Then Weisbrot described for the British newspaper The Guardian, the experience in Venezuela, in contrast to his previous perception, formed as a result of exposure to broadcast media by English speakers.
Mark tells that images shape reality, which gives television, videos and even pictures a power that can undermine deeper into the minds of people. “I thought that I too was immune to repetitive portraits of Venezuela as a failed state amid a popular revolt,” he said.
The author admits not being “prepared for what I saw in Caracas this month (… ) I also had been deceived by the media imagery.”
In his article the journalist notes that mainstream media have reported that the poor in Venezuela have not joined the protests of the opposition right, ” but this is an understatement: it is not only the poor refrain – in Caracas, are almost all but a few areas such as Altamira, where small groups of protesters get in night battles with security forces, throwing stones and firebombs. “
In this regard various surveys and data confirm that the protests are largely rejected in Venezuela. One might point out that 87 percent of the population opposes them. “The surveys also suggest that most Venezuelans see these disturbances as what they are: an attempt to overthrow an elected government,” says the author.
Also in the text brought to light by The Guardian the internal politics of the position of Secretary of State John Kerry criticizes and says it’s pretty simple. “On one hand, you have the Cuban -American lobby to the right of Florida and his neoconservative allies shouting for the ouster. To the left of the extreme right, well, nothing.
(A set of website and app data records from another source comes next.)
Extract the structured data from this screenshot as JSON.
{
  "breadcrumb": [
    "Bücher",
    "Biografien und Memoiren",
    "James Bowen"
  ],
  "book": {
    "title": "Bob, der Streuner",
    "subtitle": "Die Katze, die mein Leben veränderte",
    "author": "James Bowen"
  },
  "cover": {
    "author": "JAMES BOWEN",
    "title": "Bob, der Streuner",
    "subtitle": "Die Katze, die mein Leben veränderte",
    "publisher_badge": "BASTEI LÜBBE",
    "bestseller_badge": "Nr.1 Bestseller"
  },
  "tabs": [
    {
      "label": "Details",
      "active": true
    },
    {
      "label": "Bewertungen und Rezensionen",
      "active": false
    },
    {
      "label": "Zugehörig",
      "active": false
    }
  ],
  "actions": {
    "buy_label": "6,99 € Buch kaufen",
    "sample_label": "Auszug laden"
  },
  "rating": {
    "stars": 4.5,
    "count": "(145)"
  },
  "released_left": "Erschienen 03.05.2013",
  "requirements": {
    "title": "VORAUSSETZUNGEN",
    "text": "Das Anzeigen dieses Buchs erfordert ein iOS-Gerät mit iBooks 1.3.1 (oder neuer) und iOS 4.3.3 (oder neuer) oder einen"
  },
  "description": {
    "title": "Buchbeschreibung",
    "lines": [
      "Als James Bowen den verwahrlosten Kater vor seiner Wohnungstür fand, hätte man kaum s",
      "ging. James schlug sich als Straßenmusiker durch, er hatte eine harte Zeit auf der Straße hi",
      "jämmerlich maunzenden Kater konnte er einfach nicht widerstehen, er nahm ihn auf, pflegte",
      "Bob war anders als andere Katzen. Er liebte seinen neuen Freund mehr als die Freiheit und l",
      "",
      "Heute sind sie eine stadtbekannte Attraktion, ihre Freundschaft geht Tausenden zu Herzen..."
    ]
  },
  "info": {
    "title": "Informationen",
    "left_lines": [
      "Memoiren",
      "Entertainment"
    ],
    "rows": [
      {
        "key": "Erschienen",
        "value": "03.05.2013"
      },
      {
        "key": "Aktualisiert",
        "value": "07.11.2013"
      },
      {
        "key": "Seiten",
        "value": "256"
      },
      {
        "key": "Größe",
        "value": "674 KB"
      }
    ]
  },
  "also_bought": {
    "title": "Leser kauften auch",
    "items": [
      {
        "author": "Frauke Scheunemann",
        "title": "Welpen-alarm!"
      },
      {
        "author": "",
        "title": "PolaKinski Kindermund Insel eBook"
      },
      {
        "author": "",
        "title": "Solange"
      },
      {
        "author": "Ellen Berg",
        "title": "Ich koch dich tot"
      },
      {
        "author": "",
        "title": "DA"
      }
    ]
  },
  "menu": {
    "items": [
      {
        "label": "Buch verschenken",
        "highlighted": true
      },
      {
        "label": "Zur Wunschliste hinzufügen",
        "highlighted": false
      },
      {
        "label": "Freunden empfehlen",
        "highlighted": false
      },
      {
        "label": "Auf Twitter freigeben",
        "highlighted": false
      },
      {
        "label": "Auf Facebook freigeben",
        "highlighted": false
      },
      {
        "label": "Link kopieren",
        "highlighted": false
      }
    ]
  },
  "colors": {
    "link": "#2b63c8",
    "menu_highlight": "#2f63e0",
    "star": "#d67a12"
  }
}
In this White House cares little Latin America and no electoral consequences for doing that most governments in the hemisphere bother with Washington. “
Maybe Kerry thinks Venezuela´s economy will collapse and that carry some of the non-rich Venezuelans to the streets against the government. But the economic situation actually is stabilizing – the monthly inflation fell in February and the dollar on the parallel market has fallen sharply on news that the government is introducing a new rate based on the market.
It should be noted that Venezuela’s sovereign bonds had a yield of 11.5 % since February 11.
Finally , Weisbrot believes that the most pressing problem of the opposition is that the next election will be within a year and a half and by that time , economic shortages and inflation ” have increased in the last 15 months will have been relieved” .
In such a scenario, the opposition may lose the elections, and each attempt has failed at the polls in the last 15 years. “But his present insurrectionary strategy is not helping his own cause: it seems that has divided and united opposition to Chavez.”
This was what he told U.S. economist Mark Weisbrot in The Guardian. Such
experience is to not be swayed by what the media tell you.